When we do have effective medicines or vaccines, who will get them first and how will costs be controlled?
Again, we’re not a vaccine manufacturer, but I can comment as far as drugs are concerned. We don’t see this as a place to drive profit. I think most of the major vaccine manufacturers have also committed to providing broad access at either reasonable or minimal cost. Now, very quickly, the question would be: Who gets the vaccine first? If you go back to the H1N1 vaccine in 2009, that was a big question, and in the end the decision was taken to prioritize pregnant women and children. There were also geographic considerations, and Europe and the US ended up getting vaccine in that moment before Latin America, Africa, and Asia. So, I don’t know exactly how this is going to play out. There’s three main camps: a US-funded camp, a European-funded camp, and then there’s China. And how whoever wins the race will ultimately allocate doses has not at all been determined, as far as I know.
We as an industry should want a very robust data package to back this up, because the worst thing that could happen is that vaccines go out and cause an adverse event we weren’t expecting. Then, people lose faith in vaccines more broadly. It’s easy to forget the only reason we live in such healthy times is because of the advances in vaccines and medicines. Unfortunately, the anti-vaccine lobby now has the power of social media. The only way we’re going to combat it is with data, and credible scientific leaders speaking out in the media as well.
Novartis released a study recently that indicated because of the current crisis, more talented people are considering going into healthcare and the medical sciences. Do you think that Novartis and others will be able to hire people who ordinarily would go to Google or Amazon?

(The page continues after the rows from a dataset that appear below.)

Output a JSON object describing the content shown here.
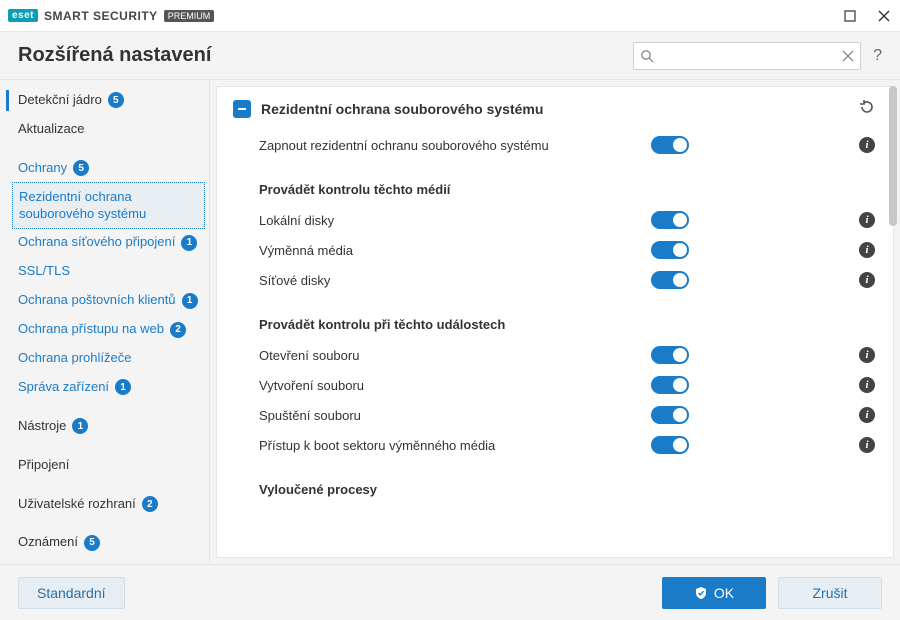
{
  "brand": {
    "eset": "eset",
    "smart": "SMART SECURITY",
    "premium": "PREMIUM"
  },
  "page_title": "Rozšířená nastavení",
  "search": {
    "placeholder": ""
  },
  "sidebar": {
    "items": [
      {
        "label": "Detekční jádro",
        "badge": "5",
        "kind": "top",
        "active_top": true
      },
      {
        "label": "Aktualizace",
        "kind": "top"
      },
      {
        "kind": "gap"
      },
      {
        "label": "Ochrany",
        "badge": "5",
        "kind": "top-link"
      },
      {
        "label": "Rezidentní ochrana souborového systému",
        "kind": "sub",
        "selected": true
      },
      {
        "label": "Ochrana síťového připojení",
        "badge": "1",
        "kind": "sub"
      },
      {
        "label": "SSL/TLS",
        "kind": "sub"
      },
      {
        "label": "Ochrana poštovních klientů",
        "badge": "1",
        "kind": "sub"
      },
      {
        "label": "Ochrana přístupu na web",
        "badge": "2",
        "kind": "sub"
      },
      {
        "label": "Ochrana prohlížeče",
        "kind": "sub"
      },
      {
        "label": "Správa zařízení",
        "badge": "1",
        "kind": "sub"
      },
      {
        "kind": "gap"
      },
      {
        "label": "Nástroje",
        "badge": "1",
        "kind": "top"
      },
      {
        "kind": "gap"
      },
      {
        "label": "Připojení",
        "kind": "top"
      },
      {
        "kind": "gap"
      },
      {
        "label": "Uživatelské rozhraní",
        "badge": "2",
        "kind": "top"
      },
      {
        "kind": "gap"
      },
      {
        "label": "Oznámení",
        "badge": "5",
        "kind": "top"
      }
    ]
  },
  "content": {
    "section_title": "Rezidentní ochrana souborového systému",
    "enable_row": {
      "label": "Zapnout rezidentní ochranu souborového systému",
      "on": true
    },
    "group_media": {
      "heading": "Provádět kontrolu těchto médií",
      "rows": [
        {
          "label": "Lokální disky",
          "on": true
        },
        {
          "label": "Výměnná média",
          "on": true
        },
        {
          "label": "Síťové disky",
          "on": true
        }
      ]
    },
    "group_events": {
      "heading": "Provádět kontrolu při těchto událostech",
      "rows": [
        {
          "label": "Otevření souboru",
          "on": true
        },
        {
          "label": "Vytvoření souboru",
          "on": true
        },
        {
          "label": "Spuštění souboru",
          "on": true
        },
        {
          "label": "Přístup k boot sektoru výměnného média",
          "on": true
        }
      ]
    },
    "group_excluded": {
      "heading": "Vyloučené procesy"
    }
  },
  "footer": {
    "default_label": "Standardní",
    "ok_label": "OK",
    "cancel_label": "Zrušit"
  },
  "colors": {
    "accent": "#1a7bc9"
  }
}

One of our top priorities as Novartis is to build trust with society. And one of the things we’re going to need to do as a company is put behind us many legacy matters. The Sandoz topic that you just discussed all happened pre-2015. We’ve already settled with the federal government and now of course the states’ attorneys have come back, and we will of course defend our position. If you go back to the history, in the 1960s, 70s, 80 and 90s, [pharma] was the most revered industry because of the incredible breakthroughs that were being brought to extend human life. In recent decades, the combination of not always appropriate business practices, and inappropriate pricing practices, has eroded all of that trust. So now we need to build it back. I can’t undo the past 20 years, but at least going forward we can try to do the right things. Our margin for error is very small. Nobody is going to cut us any slack. That’s what the challenge is to lead a company like this. How can you remind people we create medicines for 900 million people all around the world, even through a pandemic, and have that be the story and not all of the missteps?
This content was originally published here.